Jason seized upon an idea that would get them away from the
canyon. "I've never seen pictures of the monsters," he said. "My
mom told me they would only give me nightmares."
"What a baby," Bradley said.
"I'd like to see them. Can we go look at them?" Jason heard
the pleading tone in his own voice, and knew his reasoning was
obvious. He was surprised when Bradley missed the opportunity to
insult him. Instead, Bradley backed away from the edge and stood
"Yeah, okay," he said. There was a hint of relief in his
voice, like he too had been waiting for an excuse to get away from
Their feet still on the sunken shelf of dirt, Jason and
Stephanie stood up. When they did, Jason felt the ground begin to
sink away from him. For a split second he had a chance to turn and
leap away, but he saw Stephanie lose her balance and fall forward.
He tried to grab her, and in doing so lost his chance.
Jason remembered hearing Bradley and Frederick's yells
receding above, and the feeling of falling. He and Stephanie were
still on a flat section of ground but that ground was sliding down
into the canyon. The falling sensation ended for a moment and then
he was face-first in the mud, and still they were sliding. The
only thought going through his mind was a kind of wonder, thinking
with certainty that he was now going to die.
It seemed to go on and on. Jason had plenty of time to
reflect on what was happening. The section of dirt slowed a bit
and hit something, which split it into sections and made it
disintegrate. Still they continued downward, rolling now, mingling
with the damp soil. They crashed through some dark, slippery
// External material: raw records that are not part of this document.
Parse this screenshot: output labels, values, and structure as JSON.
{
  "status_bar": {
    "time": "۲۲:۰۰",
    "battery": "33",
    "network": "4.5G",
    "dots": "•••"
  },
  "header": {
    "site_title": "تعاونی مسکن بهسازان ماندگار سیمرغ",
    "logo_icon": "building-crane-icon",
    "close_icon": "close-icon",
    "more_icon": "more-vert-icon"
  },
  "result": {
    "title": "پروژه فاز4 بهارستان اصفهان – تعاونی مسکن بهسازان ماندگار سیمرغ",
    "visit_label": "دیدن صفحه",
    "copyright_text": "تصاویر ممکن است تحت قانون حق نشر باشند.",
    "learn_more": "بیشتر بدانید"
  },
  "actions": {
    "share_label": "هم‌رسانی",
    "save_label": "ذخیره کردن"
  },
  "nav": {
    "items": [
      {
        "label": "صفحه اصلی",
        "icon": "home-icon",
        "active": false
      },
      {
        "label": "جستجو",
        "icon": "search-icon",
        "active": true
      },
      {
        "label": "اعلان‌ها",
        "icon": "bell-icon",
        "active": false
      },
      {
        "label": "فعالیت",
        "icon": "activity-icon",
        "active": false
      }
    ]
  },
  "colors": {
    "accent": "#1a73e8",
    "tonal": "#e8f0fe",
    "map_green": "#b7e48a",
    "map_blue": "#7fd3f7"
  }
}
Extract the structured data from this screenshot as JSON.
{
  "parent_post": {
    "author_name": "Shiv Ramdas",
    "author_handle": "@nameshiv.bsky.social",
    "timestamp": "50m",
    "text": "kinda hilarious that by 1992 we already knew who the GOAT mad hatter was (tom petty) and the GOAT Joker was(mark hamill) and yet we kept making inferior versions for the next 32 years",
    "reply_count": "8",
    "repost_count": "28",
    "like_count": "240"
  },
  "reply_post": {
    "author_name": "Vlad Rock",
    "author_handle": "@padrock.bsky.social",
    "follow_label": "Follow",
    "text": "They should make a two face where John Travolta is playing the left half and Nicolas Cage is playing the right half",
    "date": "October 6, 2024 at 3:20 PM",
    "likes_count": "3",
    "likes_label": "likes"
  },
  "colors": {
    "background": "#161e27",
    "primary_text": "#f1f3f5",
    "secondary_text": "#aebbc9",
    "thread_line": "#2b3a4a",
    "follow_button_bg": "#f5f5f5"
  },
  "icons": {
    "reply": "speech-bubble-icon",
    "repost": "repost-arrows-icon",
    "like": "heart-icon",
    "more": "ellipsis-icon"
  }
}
branches and plunged tumbling into warm water.
Dirt was still coming down on top of Jason while he was
underwater, but then the current carried him away from the slide.
He was thrashing and kicking, not knowing which way was up, not
knowing how to swim. Never in his life had Jason been in water
deeper than a bathtub. He had no idea what to do.
His knees scraped rock and he pushed up, breaking surface. He
gasped for breath and looked around in terror. He could see
clearly --- the mist was above him. It hung like a ceiling several
meters over the water, and below that the air was crystal clear.
He could see black plants, water, and boulders. He grabbed
desperately at the boulder near him before the current could pull
him away, and crawled on top of it. It was rounded and smooth,
very unlike the porous and abrasive rocks he was used to --- it
stuck out like a little island about seven meters from the West
bank. Jason sat, hugging his knees, not knowing what to do. He
couldn't believe he was still alive.
Then he realized he was alone. "Stephanie!" he shouted.
A ghostly imitation of his voice called back: ". . .
Stephanie . . . Stephanie . . . Stephanie . . ." It was his echo,
but he'd never heard one before. It scared him and kept him
silent, thinking that the monsters were mimicking him. Indeed, far
across the water, near the opposite bank, Jason could see long
dark shapes moving against the current. The sight made him
shudder, and he remembered what his father had told him: "If the
fall into the canyon doesn't kill you, the monsters certainly
He looked around frantically, wanting to get away from the
water and up onto the bank. It didn't look possible, as the rocks
didn't lead to it, and the water looked deep. He glanced back
toward where he'd fallen in, and only saw dark rubbery plants.
Despite his fears, he called out Stephanie's name once again.
Again the echoes came back to haunt him. There was no reply, and
she was nowhere in sight.
There was a loud splash, and Jason turned to see a long black
figure in the water next to the rock. Five times as long as Jason
was tall, it slid through the water with an eerie undulating
movement, two bulging eyes protruding from the water each the size
of a grown man's fist. The eyes were black on black, with no hint
of pupil. It came edging against the current toward the rock where
Jason was huddled. Jason screamed and leaped headlong away from
it, jumping as far as he could toward shore. He floundered in the
water, splashing, keeping his head above the surface. The current
helped, carrying him closer. He managed to catch hold of a rubbery
plant and pull himself to the bank, scrambling out of the water.
Tiny, multi-legged animals skittered away from him, and a couple
odd-looking things with spring-loaded tails launched themselves